Please copy the entries below word for word.

Top of SUPPLIED DATA

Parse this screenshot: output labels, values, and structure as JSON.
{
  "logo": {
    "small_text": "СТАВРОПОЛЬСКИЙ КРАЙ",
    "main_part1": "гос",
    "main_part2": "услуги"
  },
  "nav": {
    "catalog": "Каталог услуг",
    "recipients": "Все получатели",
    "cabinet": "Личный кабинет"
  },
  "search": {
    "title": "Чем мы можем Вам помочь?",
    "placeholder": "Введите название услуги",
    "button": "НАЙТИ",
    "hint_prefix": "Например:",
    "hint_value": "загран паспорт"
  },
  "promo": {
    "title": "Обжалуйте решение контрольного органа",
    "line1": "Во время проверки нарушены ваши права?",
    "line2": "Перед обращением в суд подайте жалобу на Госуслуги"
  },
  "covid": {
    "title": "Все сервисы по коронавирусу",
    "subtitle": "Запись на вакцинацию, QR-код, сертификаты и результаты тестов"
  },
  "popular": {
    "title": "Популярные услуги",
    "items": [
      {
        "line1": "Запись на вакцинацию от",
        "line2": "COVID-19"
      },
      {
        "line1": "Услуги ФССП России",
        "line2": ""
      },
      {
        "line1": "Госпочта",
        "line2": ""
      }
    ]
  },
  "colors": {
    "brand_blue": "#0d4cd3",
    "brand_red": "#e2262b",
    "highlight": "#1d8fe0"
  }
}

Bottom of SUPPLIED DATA

### WRITTEN ANSWER
Parse this screenshot: output labels, values, and structure as JSON.
{
  "logo": {
    "small_text": "СТАВРОПОЛЬСКИЙ КРАЙ",
    "main_part1": "гос",
    "main_part2": "услуги"
  },
  "nav": {
    "catalog": "Каталог услуг",
    "recipients": "Все получатели",
    "cabinet": "Личный кабинет"
  },
  "search": {
    "title": "Чем мы можем Вам помочь?",
    "placeholder": "Введите название услуги",
    "button": "НАЙТИ",
    "hint_prefix": "Например:",
    "hint_value": "загран паспорт"
  },
  "promo": {
    "title": "Обжалуйте решение контрольного органа",
    "line1": "Во время проверки нарушены ваши права?",
    "line2": "Перед обращением в суд подайте жалобу на Госуслуги"
  },
  "covid": {
    "title": "Все сервисы по коронавирусу",
    "subtitle": "Запись на вакцинацию, QR-код, сертификаты и результаты тестов"
  },
  "popular": {
    "title": "Популярные услуги",
    "items": [
      {
        "line1": "Запись на вакцинацию от",
        "line2": "COVID-19"
      },
      {
        "line1": "Услуги ФССП России",
        "line2": ""
      },
      {
        "line1": "Госпочта",
        "line2": ""
      }
    ]
  },
  "colors": {
    "brand_blue": "#0d4cd3",
    "brand_red": "#e2262b",
    "highlight": "#1d8fe0"
  }
}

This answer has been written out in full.